Acute Myloid Leukemia (AML)

The verdict is in. Critter was diagnosed with Acute Myloid Leukemia or from now on just AML.UGH!!! There are two main types of Leukemia, the most common in kids is ALL or Acute Lymphoblastic Leukemia and AML. Forgive me but I am not a doctor and am still learning about this disease so I am just going to cut and paste a defenition from the American Cancer Societies website.
So here we go:

What Is Acute Myeloid Leukemia?

Acute myeloid leukemia (AML) goes by many names, including acute myelocytic leukemia, acute myelogenous leukemia, acute granulocytic leukemia, and acute non-lymphocytic leukemia. "Acute" means that the leukemia can progress quickly, and if not treated, would probably be fatal in a few months.

AML is a cancer that starts in cells that would normally develop into different types of blood cells. Most cases of AML develop from cells that would turn into white blood cells (other than lymphocytes), but some cases of AML develop in other types of blood-forming cells. The different types of AML are listed in the section, "How is acute myeloid leukemia classified?"

(Acute leukemia that develops in lymphocytes is called acute lymphocytic leukemia (ALL). For more information on this type of leukemia, see our document, Leukemia -- Acute Lymphocytic.)

AML starts in the bone marrow (the soft inner part of the bones, where new blood cells are made), but in most cases it quickly moves into the blood. It can sometimes spread to other parts of the body including the lymph nodes, liver, spleen, central nervous system (brain and spinal cord), and testicles (in males).

Other types of cancer can start in these organs and then spread to the bone marrow. But these cancers that start elsewhere and then spread to the bone marrow are not leukemia.

Did it all make sense? It still doesn't to us but we're getting there. For each type of Leukemia there are sub types and stages. To find out the stages they will do an initial bone marrow biopsy and then we'll know in about two weeks how much if any extra treatment is required. We'll talk more about treatments tomorrow.

Tuesday, April 13, 2010

Welcome Home

I will say this, we are so blessed to live so close to a world class facility like Primary Childrens Hospital but its like the flotation devices on an airplane you don't want to use them!!!! Through the sobs we managed to get our affairs in order and drove to the hospital. When there we were checked in and taken to the I.C.S. (Immunal compromised systems unit) and as we are walking in one of the volunteers greets us and says "Welcome home". I have never wanted to hit a women so bad in my life, I thought that was the worst thing anyone could have ever said to anyone in any situation. Didn't she know that we were only going to be there for just a few days and would never come to think of this place as home. Well? Didn't she?

Over the next few hours we had a few textbooks worth of information regurgitated on to us and I slowly began to know what that volunteer meant. They drew a few more labs so they could determine what type of Leukemia Critter had, placed an I.V. and told us that we would have a diagnosis in the morning.

The begining!

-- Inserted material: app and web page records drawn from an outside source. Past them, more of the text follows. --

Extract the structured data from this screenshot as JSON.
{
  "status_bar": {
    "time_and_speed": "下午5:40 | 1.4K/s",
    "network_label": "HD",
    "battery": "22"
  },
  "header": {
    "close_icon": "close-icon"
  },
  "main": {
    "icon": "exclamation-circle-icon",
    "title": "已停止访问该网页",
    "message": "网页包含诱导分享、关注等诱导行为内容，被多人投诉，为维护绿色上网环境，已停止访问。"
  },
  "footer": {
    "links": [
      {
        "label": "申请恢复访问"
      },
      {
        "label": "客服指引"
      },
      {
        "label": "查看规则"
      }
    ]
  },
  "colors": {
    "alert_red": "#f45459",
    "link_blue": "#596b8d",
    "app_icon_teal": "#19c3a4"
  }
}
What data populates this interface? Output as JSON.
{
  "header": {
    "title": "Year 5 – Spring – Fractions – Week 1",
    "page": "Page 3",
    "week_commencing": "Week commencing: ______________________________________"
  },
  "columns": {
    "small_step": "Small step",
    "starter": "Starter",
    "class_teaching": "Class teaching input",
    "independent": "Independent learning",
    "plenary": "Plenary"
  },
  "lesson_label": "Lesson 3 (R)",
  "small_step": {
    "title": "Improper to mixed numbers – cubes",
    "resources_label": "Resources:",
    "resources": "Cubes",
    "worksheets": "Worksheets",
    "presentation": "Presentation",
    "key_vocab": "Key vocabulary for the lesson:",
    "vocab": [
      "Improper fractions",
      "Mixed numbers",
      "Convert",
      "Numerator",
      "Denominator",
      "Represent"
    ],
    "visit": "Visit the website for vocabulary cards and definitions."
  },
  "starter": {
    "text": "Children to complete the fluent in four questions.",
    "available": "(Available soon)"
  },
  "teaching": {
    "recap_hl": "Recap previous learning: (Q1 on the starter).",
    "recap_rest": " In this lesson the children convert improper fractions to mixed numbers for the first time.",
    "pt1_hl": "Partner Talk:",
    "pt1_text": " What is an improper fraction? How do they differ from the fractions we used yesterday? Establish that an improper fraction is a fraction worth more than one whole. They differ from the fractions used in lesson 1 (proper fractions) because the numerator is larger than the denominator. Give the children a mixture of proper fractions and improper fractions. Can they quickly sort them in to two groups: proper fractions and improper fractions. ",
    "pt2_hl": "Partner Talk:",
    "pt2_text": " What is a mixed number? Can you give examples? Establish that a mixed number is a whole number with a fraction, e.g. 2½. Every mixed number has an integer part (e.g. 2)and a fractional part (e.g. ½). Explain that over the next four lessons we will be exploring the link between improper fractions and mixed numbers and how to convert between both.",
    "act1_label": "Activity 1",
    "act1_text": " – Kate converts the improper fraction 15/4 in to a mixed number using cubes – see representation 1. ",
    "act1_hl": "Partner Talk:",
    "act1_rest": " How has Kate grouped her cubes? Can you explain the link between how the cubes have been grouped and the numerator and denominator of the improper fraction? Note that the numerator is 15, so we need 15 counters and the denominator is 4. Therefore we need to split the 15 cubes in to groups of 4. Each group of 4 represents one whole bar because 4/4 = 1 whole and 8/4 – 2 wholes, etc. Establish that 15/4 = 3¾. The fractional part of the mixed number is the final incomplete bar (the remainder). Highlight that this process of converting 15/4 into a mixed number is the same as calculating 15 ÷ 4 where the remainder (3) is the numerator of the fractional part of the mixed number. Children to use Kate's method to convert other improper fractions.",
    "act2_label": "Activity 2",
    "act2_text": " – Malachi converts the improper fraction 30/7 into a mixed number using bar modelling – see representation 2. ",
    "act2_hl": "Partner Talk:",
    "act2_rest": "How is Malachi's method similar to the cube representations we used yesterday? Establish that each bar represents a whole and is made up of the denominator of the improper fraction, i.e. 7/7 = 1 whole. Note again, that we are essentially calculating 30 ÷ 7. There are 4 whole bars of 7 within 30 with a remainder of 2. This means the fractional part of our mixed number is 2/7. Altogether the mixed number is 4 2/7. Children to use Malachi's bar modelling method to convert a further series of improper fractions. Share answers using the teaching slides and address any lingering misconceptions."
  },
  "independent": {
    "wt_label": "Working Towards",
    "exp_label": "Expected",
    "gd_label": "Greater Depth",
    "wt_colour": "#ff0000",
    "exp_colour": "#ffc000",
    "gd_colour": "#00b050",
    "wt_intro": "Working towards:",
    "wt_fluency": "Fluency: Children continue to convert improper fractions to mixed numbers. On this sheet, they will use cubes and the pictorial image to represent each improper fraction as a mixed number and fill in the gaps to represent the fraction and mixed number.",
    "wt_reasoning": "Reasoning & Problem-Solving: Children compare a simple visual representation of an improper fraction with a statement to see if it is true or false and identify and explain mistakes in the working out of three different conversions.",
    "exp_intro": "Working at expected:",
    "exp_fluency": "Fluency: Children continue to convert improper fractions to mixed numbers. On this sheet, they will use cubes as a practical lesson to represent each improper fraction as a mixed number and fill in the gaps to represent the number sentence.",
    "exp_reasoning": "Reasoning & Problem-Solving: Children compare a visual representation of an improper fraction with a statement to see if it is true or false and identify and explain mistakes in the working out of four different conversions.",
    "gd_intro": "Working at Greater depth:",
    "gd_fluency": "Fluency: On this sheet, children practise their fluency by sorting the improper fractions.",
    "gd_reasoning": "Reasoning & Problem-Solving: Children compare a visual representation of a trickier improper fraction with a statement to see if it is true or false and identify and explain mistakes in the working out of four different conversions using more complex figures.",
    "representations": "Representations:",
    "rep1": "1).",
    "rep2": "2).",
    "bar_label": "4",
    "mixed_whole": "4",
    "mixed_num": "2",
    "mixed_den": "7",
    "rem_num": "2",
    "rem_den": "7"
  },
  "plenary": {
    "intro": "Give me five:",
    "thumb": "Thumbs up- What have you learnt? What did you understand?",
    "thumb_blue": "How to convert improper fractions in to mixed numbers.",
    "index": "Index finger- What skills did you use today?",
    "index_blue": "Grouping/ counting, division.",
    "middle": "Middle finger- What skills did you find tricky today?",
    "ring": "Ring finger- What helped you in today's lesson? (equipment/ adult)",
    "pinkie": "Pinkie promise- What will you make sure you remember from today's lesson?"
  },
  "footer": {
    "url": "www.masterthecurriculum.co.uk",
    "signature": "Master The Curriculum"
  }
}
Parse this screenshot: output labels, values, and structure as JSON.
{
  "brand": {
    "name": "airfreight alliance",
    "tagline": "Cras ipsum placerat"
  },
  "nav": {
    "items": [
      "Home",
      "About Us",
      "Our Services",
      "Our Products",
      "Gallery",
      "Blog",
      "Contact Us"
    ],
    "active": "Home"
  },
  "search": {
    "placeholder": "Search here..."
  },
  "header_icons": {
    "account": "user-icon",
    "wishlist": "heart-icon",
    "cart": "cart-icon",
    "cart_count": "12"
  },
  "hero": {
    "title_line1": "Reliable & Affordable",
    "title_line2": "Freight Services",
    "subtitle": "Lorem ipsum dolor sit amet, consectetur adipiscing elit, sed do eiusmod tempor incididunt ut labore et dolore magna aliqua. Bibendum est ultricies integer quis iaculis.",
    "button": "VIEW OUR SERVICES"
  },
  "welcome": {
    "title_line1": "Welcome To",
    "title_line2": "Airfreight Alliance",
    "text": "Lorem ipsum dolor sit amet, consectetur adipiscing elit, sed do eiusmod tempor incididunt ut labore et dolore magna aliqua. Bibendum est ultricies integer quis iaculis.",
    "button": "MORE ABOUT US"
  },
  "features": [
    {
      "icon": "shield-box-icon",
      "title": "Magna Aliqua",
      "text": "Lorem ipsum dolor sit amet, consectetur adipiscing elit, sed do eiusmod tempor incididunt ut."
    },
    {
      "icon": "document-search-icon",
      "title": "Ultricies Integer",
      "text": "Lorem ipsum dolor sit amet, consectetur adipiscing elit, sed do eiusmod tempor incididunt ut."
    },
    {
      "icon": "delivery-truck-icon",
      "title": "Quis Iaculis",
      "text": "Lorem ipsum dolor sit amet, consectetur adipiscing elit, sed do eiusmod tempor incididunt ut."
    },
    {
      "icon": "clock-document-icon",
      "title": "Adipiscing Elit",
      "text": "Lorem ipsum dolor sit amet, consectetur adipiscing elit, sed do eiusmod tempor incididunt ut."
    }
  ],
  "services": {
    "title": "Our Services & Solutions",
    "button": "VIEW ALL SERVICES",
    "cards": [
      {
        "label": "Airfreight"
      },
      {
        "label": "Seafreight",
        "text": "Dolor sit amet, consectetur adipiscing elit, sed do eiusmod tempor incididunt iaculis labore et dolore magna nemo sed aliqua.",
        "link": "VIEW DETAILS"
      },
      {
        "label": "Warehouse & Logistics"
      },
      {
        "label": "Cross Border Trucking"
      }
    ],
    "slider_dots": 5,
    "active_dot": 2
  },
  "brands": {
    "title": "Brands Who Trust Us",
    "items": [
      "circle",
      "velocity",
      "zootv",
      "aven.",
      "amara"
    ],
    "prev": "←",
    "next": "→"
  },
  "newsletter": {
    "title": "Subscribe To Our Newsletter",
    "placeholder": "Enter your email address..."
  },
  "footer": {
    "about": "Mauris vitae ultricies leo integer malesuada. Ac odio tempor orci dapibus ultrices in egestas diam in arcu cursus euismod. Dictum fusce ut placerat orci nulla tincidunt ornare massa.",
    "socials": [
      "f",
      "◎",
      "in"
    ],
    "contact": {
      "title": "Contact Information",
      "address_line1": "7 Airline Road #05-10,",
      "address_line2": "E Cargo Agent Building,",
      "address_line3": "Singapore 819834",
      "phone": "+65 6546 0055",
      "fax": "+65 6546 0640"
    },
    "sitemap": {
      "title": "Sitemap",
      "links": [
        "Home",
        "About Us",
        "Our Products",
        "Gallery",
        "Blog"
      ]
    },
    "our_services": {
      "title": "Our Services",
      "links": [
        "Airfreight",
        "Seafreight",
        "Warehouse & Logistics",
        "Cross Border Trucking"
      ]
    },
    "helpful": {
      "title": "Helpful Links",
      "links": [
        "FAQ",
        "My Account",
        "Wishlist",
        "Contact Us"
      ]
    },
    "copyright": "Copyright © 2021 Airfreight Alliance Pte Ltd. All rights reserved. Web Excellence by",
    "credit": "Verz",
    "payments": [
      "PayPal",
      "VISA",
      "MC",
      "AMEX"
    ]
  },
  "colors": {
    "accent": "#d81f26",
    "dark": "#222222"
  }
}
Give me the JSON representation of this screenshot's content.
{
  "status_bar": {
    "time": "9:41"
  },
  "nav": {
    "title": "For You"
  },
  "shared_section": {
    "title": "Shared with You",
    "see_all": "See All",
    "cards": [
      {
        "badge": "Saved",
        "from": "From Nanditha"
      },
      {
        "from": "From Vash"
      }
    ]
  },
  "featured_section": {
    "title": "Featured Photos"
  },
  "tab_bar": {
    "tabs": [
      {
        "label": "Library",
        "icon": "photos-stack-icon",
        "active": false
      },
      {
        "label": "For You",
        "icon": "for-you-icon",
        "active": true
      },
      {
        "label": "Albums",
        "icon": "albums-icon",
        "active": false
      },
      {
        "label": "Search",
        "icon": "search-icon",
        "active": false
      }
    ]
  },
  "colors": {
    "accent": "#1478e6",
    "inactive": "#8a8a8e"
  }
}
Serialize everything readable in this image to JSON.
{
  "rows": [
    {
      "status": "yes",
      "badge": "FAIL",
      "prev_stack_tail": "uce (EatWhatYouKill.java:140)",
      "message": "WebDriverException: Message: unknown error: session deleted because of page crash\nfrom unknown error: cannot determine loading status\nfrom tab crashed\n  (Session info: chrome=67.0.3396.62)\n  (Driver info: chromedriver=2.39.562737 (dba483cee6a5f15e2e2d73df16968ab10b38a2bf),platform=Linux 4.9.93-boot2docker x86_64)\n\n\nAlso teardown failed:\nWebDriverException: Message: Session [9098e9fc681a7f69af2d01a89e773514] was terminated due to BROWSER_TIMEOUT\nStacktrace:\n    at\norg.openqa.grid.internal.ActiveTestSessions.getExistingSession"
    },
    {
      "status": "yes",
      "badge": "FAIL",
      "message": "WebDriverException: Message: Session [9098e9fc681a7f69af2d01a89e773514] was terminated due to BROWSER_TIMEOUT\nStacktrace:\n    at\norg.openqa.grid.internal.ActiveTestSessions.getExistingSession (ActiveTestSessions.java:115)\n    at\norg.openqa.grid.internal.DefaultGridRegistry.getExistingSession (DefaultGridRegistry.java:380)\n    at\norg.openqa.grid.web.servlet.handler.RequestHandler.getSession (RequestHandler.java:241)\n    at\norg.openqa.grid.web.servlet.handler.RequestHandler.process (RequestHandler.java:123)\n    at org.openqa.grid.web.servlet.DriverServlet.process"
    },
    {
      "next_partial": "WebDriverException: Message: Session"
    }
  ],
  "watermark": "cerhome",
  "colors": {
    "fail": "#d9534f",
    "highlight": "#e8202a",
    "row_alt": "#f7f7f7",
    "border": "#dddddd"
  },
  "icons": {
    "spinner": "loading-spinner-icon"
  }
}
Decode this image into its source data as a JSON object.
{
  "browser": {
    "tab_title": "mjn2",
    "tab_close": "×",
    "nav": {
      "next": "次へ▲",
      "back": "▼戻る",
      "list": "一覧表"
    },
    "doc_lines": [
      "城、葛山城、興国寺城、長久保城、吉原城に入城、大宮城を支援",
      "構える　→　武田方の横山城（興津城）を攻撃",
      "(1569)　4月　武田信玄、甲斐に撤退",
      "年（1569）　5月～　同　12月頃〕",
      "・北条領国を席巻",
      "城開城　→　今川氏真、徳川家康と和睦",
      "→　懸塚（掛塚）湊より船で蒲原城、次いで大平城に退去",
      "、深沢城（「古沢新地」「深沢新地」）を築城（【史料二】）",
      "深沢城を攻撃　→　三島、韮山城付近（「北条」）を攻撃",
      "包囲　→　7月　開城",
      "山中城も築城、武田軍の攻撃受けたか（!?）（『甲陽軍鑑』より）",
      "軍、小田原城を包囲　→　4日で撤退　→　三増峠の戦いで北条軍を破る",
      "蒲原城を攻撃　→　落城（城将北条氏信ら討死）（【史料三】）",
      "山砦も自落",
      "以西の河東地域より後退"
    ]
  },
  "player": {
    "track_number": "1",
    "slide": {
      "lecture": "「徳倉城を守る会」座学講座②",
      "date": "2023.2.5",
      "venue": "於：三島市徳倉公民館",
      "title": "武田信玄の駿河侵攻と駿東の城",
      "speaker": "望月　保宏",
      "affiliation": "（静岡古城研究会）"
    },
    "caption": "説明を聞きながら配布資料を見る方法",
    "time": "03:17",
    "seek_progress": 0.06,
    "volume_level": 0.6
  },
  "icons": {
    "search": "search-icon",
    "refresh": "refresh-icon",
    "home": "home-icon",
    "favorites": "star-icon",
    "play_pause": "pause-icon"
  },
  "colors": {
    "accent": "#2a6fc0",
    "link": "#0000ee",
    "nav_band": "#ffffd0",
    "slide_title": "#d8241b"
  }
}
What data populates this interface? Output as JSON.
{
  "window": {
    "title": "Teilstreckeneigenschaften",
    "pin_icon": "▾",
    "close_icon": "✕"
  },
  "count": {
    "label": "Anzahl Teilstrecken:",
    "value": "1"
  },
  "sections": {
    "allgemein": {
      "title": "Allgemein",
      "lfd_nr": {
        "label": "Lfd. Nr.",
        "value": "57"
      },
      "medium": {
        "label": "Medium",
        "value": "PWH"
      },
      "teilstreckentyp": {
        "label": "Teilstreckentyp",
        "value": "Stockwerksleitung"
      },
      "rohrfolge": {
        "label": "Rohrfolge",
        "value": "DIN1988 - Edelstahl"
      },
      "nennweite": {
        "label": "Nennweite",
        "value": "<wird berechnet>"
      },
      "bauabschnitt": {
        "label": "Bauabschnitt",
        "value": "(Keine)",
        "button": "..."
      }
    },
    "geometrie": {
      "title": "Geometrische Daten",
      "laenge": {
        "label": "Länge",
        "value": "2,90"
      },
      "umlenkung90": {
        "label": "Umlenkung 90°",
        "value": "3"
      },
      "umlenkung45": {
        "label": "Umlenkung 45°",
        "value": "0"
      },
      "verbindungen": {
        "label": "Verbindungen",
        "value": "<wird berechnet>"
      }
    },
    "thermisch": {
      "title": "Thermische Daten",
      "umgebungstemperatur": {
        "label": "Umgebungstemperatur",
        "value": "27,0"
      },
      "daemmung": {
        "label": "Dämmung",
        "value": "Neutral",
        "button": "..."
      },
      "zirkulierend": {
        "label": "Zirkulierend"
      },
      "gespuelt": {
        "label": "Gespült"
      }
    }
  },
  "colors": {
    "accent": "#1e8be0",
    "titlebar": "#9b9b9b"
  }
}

So it has been a rough few months at the Groscost house. Critter has had on and off ear infections since February and just hasn't been his happy cheerful self. In March we finally had tubes put in his ears to help with the infections. This helped a little and we just thought it would take a few days or a week to get his cheerful disposition back. Well it never came!

Three weeks after the tubes he seemed to be getting worse again so Monday morning Niki took critter in to see our pediatrician. After what seemed like another "It just might take some time" visit our doctor said he would check the iron levels in his blood. Five minutes later they were on their way to get a C.B.C. test.

I will never forget the sound of Nikis voice when she said I needed to come home immediately. She said our worst fears were confirmed Critter has cancer and we were on our way up to Primary Childrens Hospital.